- _EXERCISE DIRECTIONS_
Repeat every record word for word and omit the images.

─── DATASET RECORDS ───

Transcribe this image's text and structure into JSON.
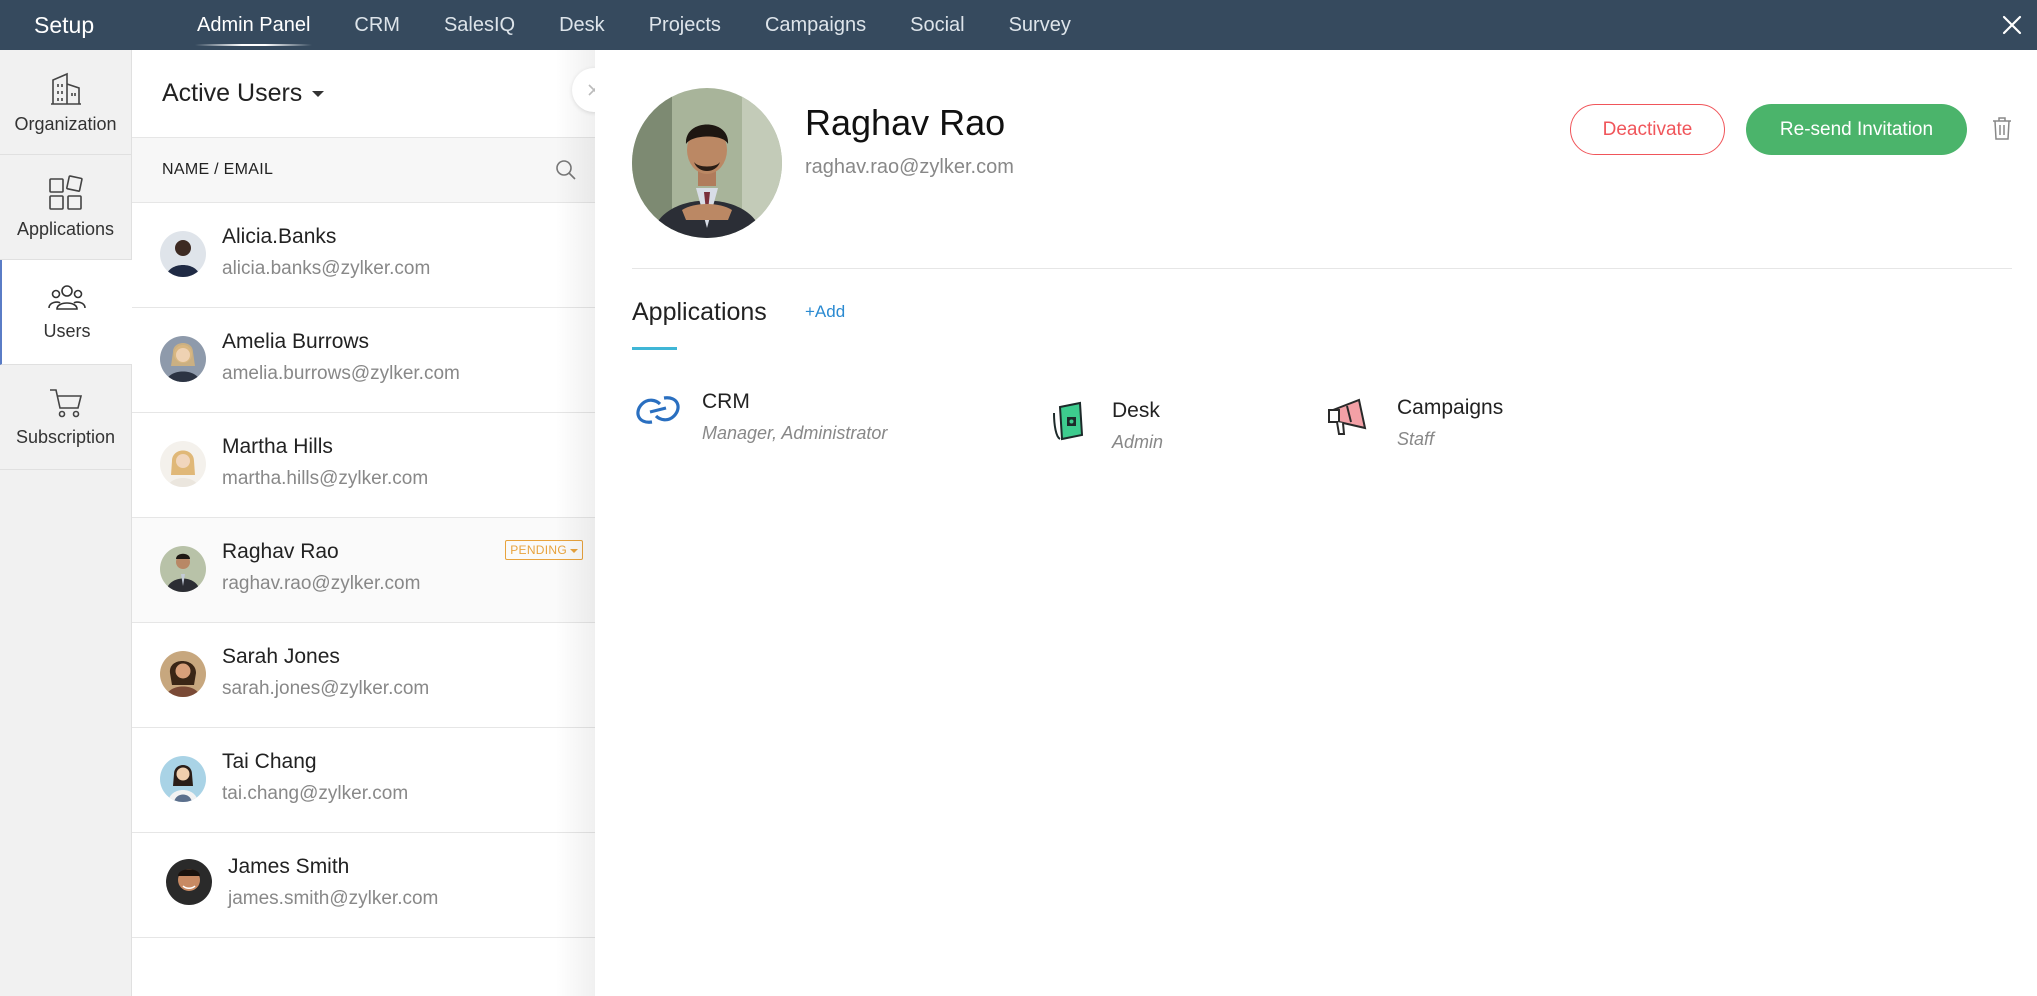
{
  "topbar": {
    "brand": "Setup",
    "tabs": [
      "Admin Panel",
      "CRM",
      "SalesIQ",
      "Desk",
      "Projects",
      "Campaigns",
      "Social",
      "Survey"
    ],
    "active_tab": "Admin Panel"
  },
  "sidebar": {
    "items": [
      {
        "label": "Organization",
        "icon": "building-icon"
      },
      {
        "label": "Applications",
        "icon": "apps-grid-icon"
      },
      {
        "label": "Users",
        "icon": "users-icon",
        "active": true
      },
      {
        "label": "Subscription",
        "icon": "cart-icon"
      }
    ]
  },
  "userlist": {
    "title": "Active Users",
    "column_header": "NAME / EMAIL",
    "users": [
      {
        "name": "Alicia.Banks",
        "email": "alicia.banks@zylker.com"
      },
      {
        "name": "Amelia Burrows",
        "email": "amelia.burrows@zylker.com"
      },
      {
        "name": "Martha Hills",
        "email": "martha.hills@zylker.com"
      },
      {
        "name": "Raghav Rao",
        "email": "raghav.rao@zylker.com",
        "badge": "PENDING"
      },
      {
        "name": "Sarah Jones",
        "email": "sarah.jones@zylker.com"
      },
      {
        "name": "Tai Chang",
        "email": "tai.chang@zylker.com"
      },
      {
        "name": "James Smith",
        "email": "james.smith@zylker.com"
      }
    ]
  },
  "detail": {
    "name": "Raghav Rao",
    "email": "raghav.rao@zylker.com",
    "deactivate_label": "Deactivate",
    "resend_label": "Re-send Invitation",
    "apps_title": "Applications",
    "add_label": "+Add",
    "apps": [
      {
        "name": "CRM",
        "role": "Manager, Administrator",
        "icon": "crm-icon"
      },
      {
        "name": "Desk",
        "role": "Admin",
        "icon": "desk-icon"
      },
      {
        "name": "Campaigns",
        "role": "Staff",
        "icon": "campaigns-icon"
      }
    ]
  },
  "colors": {
    "topbar": "#364a5e",
    "deactivate": "#f0555a",
    "resend": "#4bb46b",
    "link": "#2a8ad1",
    "pending": "#e8a33d"
  }
}
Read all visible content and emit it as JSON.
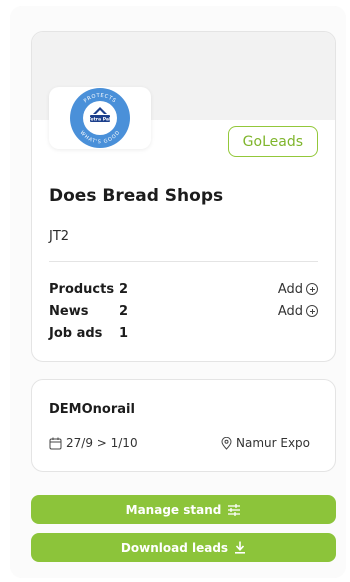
{
  "exhibitor": {
    "logo_text": {
      "top": "PROTECTS",
      "brand": "Tetra Pak",
      "bottom": "WHAT'S GOOD"
    },
    "goleads_label": "GoLeads",
    "company_name": "Does Bread Shops",
    "stand_code": "JT2",
    "stats": [
      {
        "label": "Products",
        "count": "2",
        "add_label": "Add"
      },
      {
        "label": "News",
        "count": "2",
        "add_label": "Add"
      },
      {
        "label": "Job ads",
        "count": "1"
      }
    ]
  },
  "event": {
    "name": "DEMOnorail",
    "dates": "27/9 > 1/10",
    "venue": "Namur Expo"
  },
  "actions": {
    "manage_stand": "Manage stand",
    "download_leads": "Download leads"
  },
  "colors": {
    "accent": "#8cc43a",
    "accent_text": "#7fb52c",
    "logo_blue": "#4a90d9",
    "logo_dark": "#1c3f8c"
  },
  "icons": {
    "add": "plus-circle-icon",
    "calendar": "calendar-icon",
    "location": "location-pin-icon",
    "manage": "sliders-icon",
    "download": "download-icon"
  }
}
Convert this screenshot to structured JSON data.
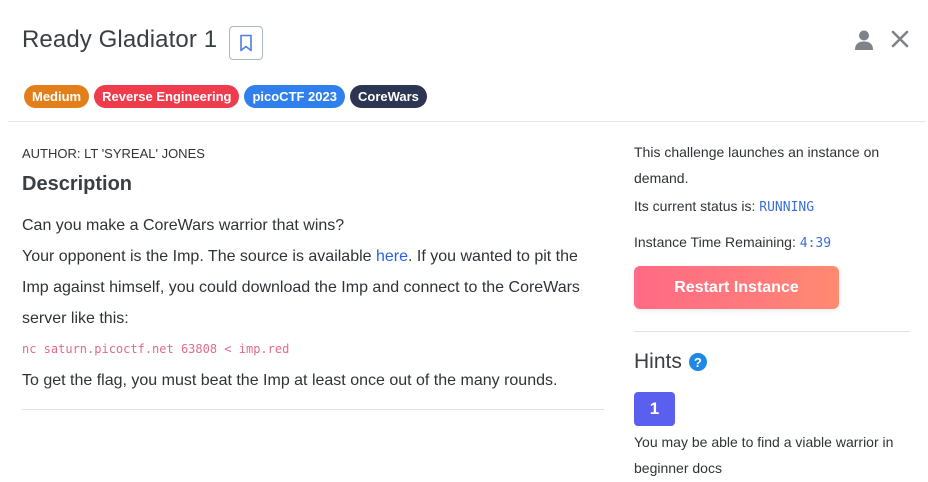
{
  "challenge": {
    "title": "Ready Gladiator 1",
    "tags": [
      {
        "label": "Medium",
        "color": "#e37f1b"
      },
      {
        "label": "Reverse Engineering",
        "color": "#ef3c4c"
      },
      {
        "label": "picoCTF 2023",
        "color": "#2f80ed"
      },
      {
        "label": "CoreWars",
        "color": "#2c3652"
      }
    ],
    "author": "AUTHOR: LT 'SYREAL' JONES",
    "description_heading": "Description",
    "description": {
      "line1": "Can you make a CoreWars warrior that wins?",
      "line2_prefix": "Your opponent is the Imp. The source is available ",
      "link_text": "here",
      "line2_suffix": ". If you wanted to pit the Imp against himself, you could download the Imp and connect to the CoreWars server like this:",
      "command": "nc saturn.picoctf.net 63808 < imp.red",
      "line_final": "To get the flag, you must beat the Imp at least once out of the many rounds."
    }
  },
  "instance": {
    "launch_text": "This challenge launches an instance on demand.",
    "status_label": "Its current status is: ",
    "status_value": "RUNNING",
    "time_label": "Instance Time Remaining: ",
    "time_value": "4:39",
    "restart_label": "Restart Instance"
  },
  "hints": {
    "heading": "Hints",
    "help_symbol": "?",
    "items": [
      {
        "number": "1",
        "text": "You may be able to find a viable warrior in beginner docs"
      }
    ]
  },
  "icons": {
    "bookmark": "bookmark-icon",
    "user": "user-icon",
    "close": "close-icon",
    "help": "help-icon"
  },
  "colors": {
    "accent_blue": "#2563eb",
    "status_mono": "#3b6fd8",
    "command_pink": "#e06b8b",
    "hint_button": "#5b5ff0",
    "restart_gradient_start": "#ff6a85",
    "restart_gradient_end": "#ff8a70"
  }
}
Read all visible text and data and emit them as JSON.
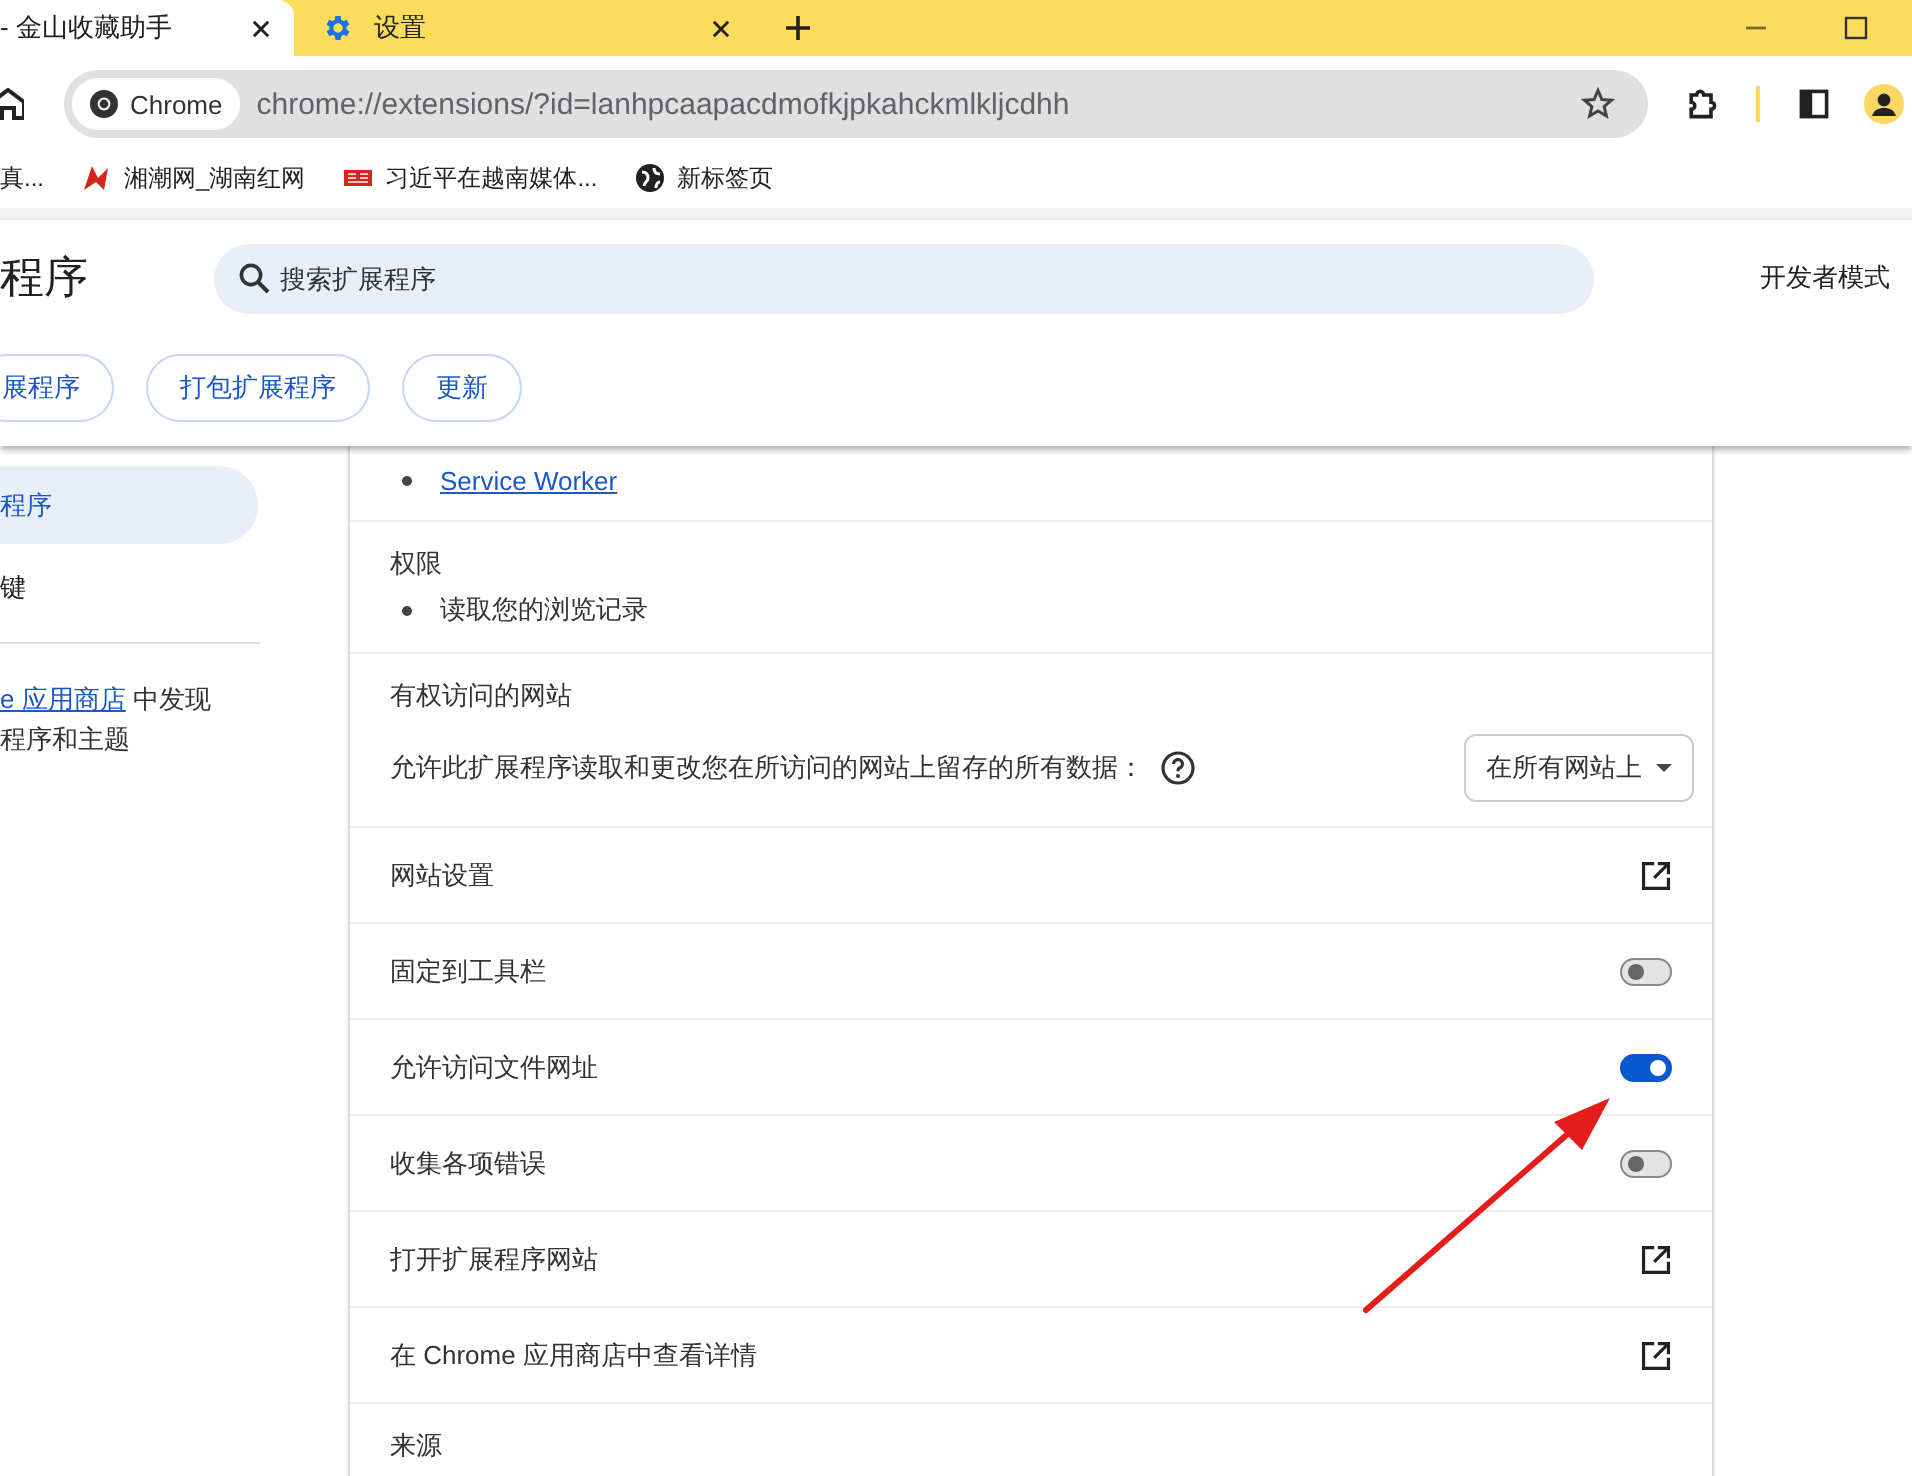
{
  "tabs": [
    {
      "title": "- 金山收藏助手",
      "selected": true,
      "kind": "page"
    },
    {
      "title": "设置",
      "selected": false,
      "kind": "settings"
    }
  ],
  "address_bar": {
    "chip": "Chrome",
    "url": "chrome://extensions/?id=lanhpcaapacdmofkjpkahckmlkljcdhh"
  },
  "bookmarks": [
    {
      "label": "真...",
      "kind": "plain"
    },
    {
      "label": "湘潮网_湖南红网",
      "kind": "logo"
    },
    {
      "label": "习近平在越南媒体...",
      "kind": "badge"
    },
    {
      "label": "新标签页",
      "kind": "globe"
    }
  ],
  "header": {
    "title": "程序",
    "search_placeholder": "搜索扩展程序",
    "developer_mode": "开发者模式",
    "actions": [
      "展程序",
      "打包扩展程序",
      "更新"
    ]
  },
  "sidebar": {
    "items": [
      {
        "label": "程序",
        "selected": true
      },
      {
        "label": "键",
        "selected": false
      }
    ],
    "store_note": {
      "link": "e 应用商店",
      "line1": " 中发现",
      "line2": "程序和主题"
    }
  },
  "details": {
    "views": [
      "Service Worker"
    ],
    "permissions": {
      "title": "权限",
      "items": [
        "读取您的浏览记录"
      ]
    },
    "site_access": {
      "title": "有权访问的网站",
      "description": "允许此扩展程序读取和更改您在所访问的网站上留存的所有数据：",
      "select": "在所有网站上"
    },
    "rows": [
      {
        "label": "网站设置",
        "kind": "link"
      },
      {
        "label": "固定到工具栏",
        "kind": "toggle",
        "on": false
      },
      {
        "label": "允许访问文件网址",
        "kind": "toggle",
        "on": true
      },
      {
        "label": "收集各项错误",
        "kind": "toggle",
        "on": false
      },
      {
        "label": "打开扩展程序网站",
        "kind": "link"
      },
      {
        "label": "在 Chrome 应用商店中查看详情",
        "kind": "link"
      }
    ],
    "source_title": "来源"
  }
}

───

- _EXERCISE OUTPUT_
Transcribe this image's text and structure into JSON.
{
  "topbar": {
    "brand": "Setup",
    "tabs": [
      "Admin Panel",
      "CRM",
      "SalesIQ",
      "Desk",
      "Projects",
      "Campaigns",
      "Social",
      "Survey"
    ],
    "active_tab": "Admin Panel"
  },
  "sidebar": {
    "items": [
      {
        "label": "Organization",
        "icon": "building-icon"
      },
      {
        "label": "Applications",
        "icon": "apps-grid-icon"
      },
      {
        "label": "Users",
        "icon": "users-icon",
        "active": true
      },
      {
        "label": "Subscription",
        "icon": "cart-icon"
      }
    ]
  },
  "userlist": {
    "title": "Active Users",
    "column_header": "NAME / EMAIL",
    "users": [
      {
        "name": "Alicia.Banks",
        "email": "alicia.banks@zylker.com"
      },
      {
        "name": "Amelia Burrows",
        "email": "amelia.burrows@zylker.com"
      },
      {
        "name": "Martha Hills",
        "email": "martha.hills@zylker.com"
      },
      {
        "name": "Raghav Rao",
        "email": "raghav.rao@zylker.com",
        "badge": "PENDING"
      },
      {
        "name": "Sarah Jones",
        "email": "sarah.jones@zylker.com"
      },
      {
        "name": "Tai Chang",
        "email": "tai.chang@zylker.com"
      },
      {
        "name": "James Smith",
        "email": "james.smith@zylker.com"
      }
    ]
  },
  "detail": {
    "name": "Raghav Rao",
    "email": "raghav.rao@zylker.com",
    "deactivate_label": "Deactivate",
    "resend_label": "Re-send Invitation",
    "apps_title": "Applications",
    "add_label": "+Add",
    "apps": [
      {
        "name": "CRM",
        "role": "Manager, Administrator",
        "icon": "crm-icon"
      },
      {
        "name": "Desk",
        "role": "Admin",
        "icon": "desk-icon"
      },
      {
        "name": "Campaigns",
        "role": "Staff",
        "icon": "campaigns-icon"
      }
    ]
  },
  "colors": {
    "topbar": "#364a5e",
    "deactivate": "#f0555a",
    "resend": "#4bb46b",
    "link": "#2a8ad1",
    "pending": "#e8a33d"
  }
}
Read all visible content and emit it as JSON.
{
  "exhibitor": {
    "logo_text": {
      "top": "PROTECTS",
      "brand": "Tetra Pak",
      "bottom": "WHAT'S GOOD"
    },
    "goleads_label": "GoLeads",
    "company_name": "Does Bread Shops",
    "stand_code": "JT2",
    "stats": [
      {
        "label": "Products",
        "count": "2",
        "add_label": "Add"
      },
      {
        "label": "News",
        "count": "2",
        "add_label": "Add"
      },
      {
        "label": "Job ads",
        "count": "1"
      }
    ]
  },
  "event": {
    "name": "DEMOnorail",
    "dates": "27/9 > 1/10",
    "venue": "Namur Expo"
  },
  "actions": {
    "manage_stand": "Manage stand",
    "download_leads": "Download leads"
  },
  "colors": {
    "accent": "#8cc43a",
    "accent_text": "#7fb52c",
    "logo_blue": "#4a90d9",
    "logo_dark": "#1c3f8c"
  },
  "icons": {
    "add": "plus-circle-icon",
    "calendar": "calendar-icon",
    "location": "location-pin-icon",
    "manage": "sliders-icon",
    "download": "download-icon"
  }
}
Convert this screenshot to structured JSON data.
{
  "challenge": {
    "title": "Ready Gladiator 1",
    "tags": [
      {
        "label": "Medium",
        "color": "#e37f1b"
      },
      {
        "label": "Reverse Engineering",
        "color": "#ef3c4c"
      },
      {
        "label": "picoCTF 2023",
        "color": "#2f80ed"
      },
      {
        "label": "CoreWars",
        "color": "#2c3652"
      }
    ],
    "author": "AUTHOR: LT 'SYREAL' JONES",
    "description_heading": "Description",
    "description": {
      "line1": "Can you make a CoreWars warrior that wins?",
      "line2_prefix": "Your opponent is the Imp. The source is available ",
      "link_text": "here",
      "line2_suffix": ". If you wanted to pit the Imp against himself, you could download the Imp and connect to the CoreWars server like this:",
      "command": "nc saturn.picoctf.net 63808 < imp.red",
      "line_final": "To get the flag, you must beat the Imp at least once out of the many rounds."
    }
  },
  "instance": {
    "launch_text": "This challenge launches an instance on demand.",
    "status_label": "Its current status is: ",
    "status_value": "RUNNING",
    "time_label": "Instance Time Remaining: ",
    "time_value": "4:39",
    "restart_label": "Restart Instance"
  },
  "hints": {
    "heading": "Hints",
    "help_symbol": "?",
    "items": [
      {
        "number": "1",
        "text": "You may be able to find a viable warrior in beginner docs"
      }
    ]
  },
  "icons": {
    "bookmark": "bookmark-icon",
    "user": "user-icon",
    "close": "close-icon",
    "help": "help-icon"
  },
  "colors": {
    "accent_blue": "#2563eb",
    "status_mono": "#3b6fd8",
    "command_pink": "#e06b8b",
    "hint_button": "#5b5ff0",
    "restart_gradient_start": "#ff6a85",
    "restart_gradient_end": "#ff8a70"
  }
}
Read all visible text and data and emit them as JSON.
{
  "tabs": [
    {
      "title": "- 金山收藏助手",
      "selected": true,
      "kind": "page"
    },
    {
      "title": "设置",
      "selected": false,
      "kind": "settings"
    }
  ],
  "address_bar": {
    "chip": "Chrome",
    "url": "chrome://extensions/?id=lanhpcaapacdmofkjpkahckmlkljcdhh"
  },
  "bookmarks": [
    {
      "label": "真...",
      "kind": "plain"
    },
    {
      "label": "湘潮网_湖南红网",
      "kind": "logo"
    },
    {
      "label": "习近平在越南媒体...",
      "kind": "badge"
    },
    {
      "label": "新标签页",
      "kind": "globe"
    }
  ],
  "header": {
    "title": "程序",
    "search_placeholder": "搜索扩展程序",
    "developer_mode": "开发者模式",
    "actions": [
      "展程序",
      "打包扩展程序",
      "更新"
    ]
  },
  "sidebar": {
    "items": [
      {
        "label": "程序",
        "selected": true
      },
      {
        "label": "键",
        "selected": false
      }
    ],
    "store_note": {
      "link": "e 应用商店",
      "line1": " 中发现",
      "line2": "程序和主题"
    }
  },
  "details": {
    "views": [
      "Service Worker"
    ],
    "permissions": {
      "title": "权限",
      "items": [
        "读取您的浏览记录"
      ]
    },
    "site_access": {
      "title": "有权访问的网站",
      "description": "允许此扩展程序读取和更改您在所访问的网站上留存的所有数据：",
      "select": "在所有网站上"
    },
    "rows": [
      {
        "label": "网站设置",
        "kind": "link"
      },
      {
        "label": "固定到工具栏",
        "kind": "toggle",
        "on": false
      },
      {
        "label": "允许访问文件网址",
        "kind": "toggle",
        "on": true
      },
      {
        "label": "收集各项错误",
        "kind": "toggle",
        "on": false
      },
      {
        "label": "打开扩展程序网站",
        "kind": "link"
      },
      {
        "label": "在 Chrome 应用商店中查看详情",
        "kind": "link"
      }
    ],
    "source_title": "来源"
  }
}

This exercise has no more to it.